The 8th plenary session of the Concertation promoted A meeting between initiatives to present two documents that will be shared with the international community at COP26: An Agenda for the Development of the Amazon(of the Concertation network) and Climate and Development: visions for Brazil 2030 (process supported by the Institute for Climate and Society).
Held on October 18, the plenary session was the center stage for a broad debate and the exchange of ideas about the conclusions and purposes of the studies, and provided participants with the opportunity to watch excerpts of mini documentary Cipó de Jabuti – Stories of the Riverine Communities in the Amazon and talk to co-producer and co-author, young riverine woman Odenilze Ramos.
After 18 months of collective work and hundreds of contributions from different fronts, An Agenda for the Development of the Amazon had its launching announced by Roberto Waack, chair of the Board of Instituto Arapyaú, who noted that the document has the greatest ambition of being thought-raising, rather than definitive.
In turn, document Climate and Development: visions for Brazil 2030 arose from the contribution of over 300 people, including members of the Concertation. For Ana Toni, director of the Institute for Climate and Society (iCS), the study’s main finding is that the Brazilian climate policy does not hold alone, rather, it needs to be part of a development policy that is based on the transition to a low carbon and social justice economy. In addition to the discussions at COP26, the document aims to raise awareness and highlight the electoral debate that will take place in Brazil in 2022.
The study was led by Emilio Lèbre La Rovere (Coordinator of Centro Clima and member of the IPCC) and Natalie Unterstell (Chair of the Board of Instituto Talanoa). Emilio elaborated on the conclusions of the document, which addresses three development scenarios for the country and its emissions, having as goals resuming economic growth, neutralizing emissions by 2050 at the latest, meeting the commitments undertaken in the Paris Agreement, reducing economic inequality and promoting the population’s quality of life.
Natalie Unterstell highlighted that, according to the studies, choosing between development and reducing emissions is not necessary, as even the most ambitious scenario results in economic growth (at least, one that corresponds to the alternative of maintaining the current parameters) and leads to improvement in employment and income.
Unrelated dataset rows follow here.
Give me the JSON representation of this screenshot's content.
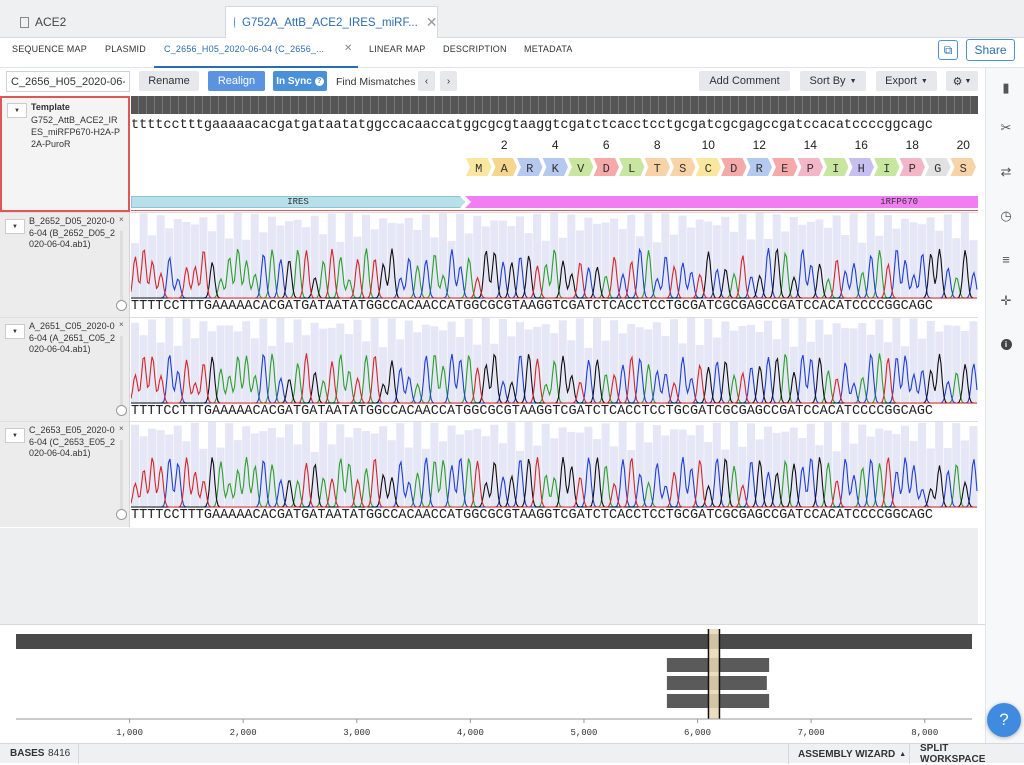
{
  "top_tabs": [
    {
      "label": "ACE2"
    },
    {
      "label": "G752A_AttB_ACE2_IRES_miRF..."
    }
  ],
  "sub_tabs": [
    {
      "label": "SEQUENCE MAP"
    },
    {
      "label": "PLASMID"
    },
    {
      "label": "C_2656_H05_2020-06-04 (C_2656_..."
    },
    {
      "label": "LINEAR MAP"
    },
    {
      "label": "DESCRIPTION"
    },
    {
      "label": "METADATA"
    }
  ],
  "share_label": "Share",
  "toolbar": {
    "name_value": "C_2656_H05_2020-06-",
    "rename": "Rename",
    "realign": "Realign",
    "in_sync": "In Sync",
    "find_mismatches": "Find Mismatches",
    "add_comment": "Add Comment",
    "sort_by": "Sort By",
    "export": "Export"
  },
  "template": {
    "title": "Template",
    "name": "G752_AttB_ACE2_IRES_miRFP670-H2A-P2A-PuroR",
    "sequence": "ttttcctttgaaaaacacgatgataatatggccacaaccatggcgcgtaaggtcgatctcacctcctgcgatcgcgagccgatccacatccccggcagc",
    "amino_acids": [
      "M",
      "A",
      "R",
      "K",
      "V",
      "D",
      "L",
      "T",
      "S",
      "C",
      "D",
      "R",
      "E",
      "P",
      "I",
      "H",
      "I",
      "P",
      "G",
      "S"
    ],
    "aa_numbers": [
      "2",
      "4",
      "6",
      "8",
      "10",
      "12",
      "14",
      "16",
      "18",
      "20"
    ],
    "features": [
      {
        "label": "IRES",
        "color": "#b7e0ea"
      },
      {
        "label": "iRFP670",
        "color": "#f07ef2"
      }
    ]
  },
  "reads": [
    {
      "name": "B_2652_D05_2020-06-04 (B_2652_D05_2020-06-04.ab1)",
      "sequence": "TTTTCCTTTGAAAAACACGATGATAATATGGCCACAACCATGGCGCGTAAGGTCGATCTCACCTCCTGCGATCGCGAGCCGATCCACATCCCCGGCAGC"
    },
    {
      "name": "A_2651_C05_2020-06-04 (A_2651_C05_2020-06-04.ab1)",
      "sequence": "TTTTCCTTTGAAAAACACGATGATAATATGGCCACAACCATGGCGCGTAAGGTCGATCTCACCTCCTGCGATCGCGAGCCGATCCACATCCCCGGCAGC"
    },
    {
      "name": "C_2653_E05_2020-06-04 (C_2653_E05_2020-06-04.ab1)",
      "sequence": "TTTTCCTTTGAAAAACACGATGATAATATGGCCACAACCATGGCGCGTAAGGTCGATCTCACCTCCTGCGATCGCGAGCCGATCCACATCCCCGGCAGC"
    }
  ],
  "overview": {
    "total_bases": 8416,
    "axis_ticks": [
      "1,000",
      "2,000",
      "3,000",
      "4,000",
      "5,000",
      "6,000",
      "7,000",
      "8,000"
    ],
    "read_bars": [
      {
        "start": 5730,
        "end": 6630
      },
      {
        "start": 5730,
        "end": 6610
      },
      {
        "start": 5730,
        "end": 6630
      }
    ],
    "cursor": 6140
  },
  "status": {
    "bases_label": "BASES",
    "bases_value": "8416",
    "assembly_wizard": "ASSEMBLY WIZARD",
    "split_workspace": "SPLIT WORKSPACE"
  },
  "colors": {
    "accent": "#4a90d9",
    "trace_A": "#2ca02c",
    "trace_C": "#1f3fd6",
    "trace_G": "#111111",
    "trace_T": "#d62728"
  },
  "help_label": "?"
}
With speeches much appreciated by all, Odenilze Ramos reported difficulty in speaking of the Amazon populations on account of their invisibility. According to her, who works with youth mobilization and the organization of sustainable tourism projects, climate change is a reality in the region and is already being felt, particularly, by the riverine communities, so, if one wishes to establish dialogue and promote engagement, the narrative must be adapted to this population’s reality.
Participants also discussed the possibility of selling carbon credits of public areas through grants, aiming to preserve the standing forest; the need to reduce livestock emissions; and the worsening of social conditions in the Amazon, which has led to the fraying of the fabric of society and the growing presence of organized crime in the area, having a relevant impact on deforestation.
Regarding these issues, Natalie Unterstell stated that the authors are aware of the current difficulties and complexities, but choose to maintain their ambition and plot ways to promote significant changes towards neutralizing emissions, zero deforestation, income growth and reducing inequalities.
Image: Rui Machado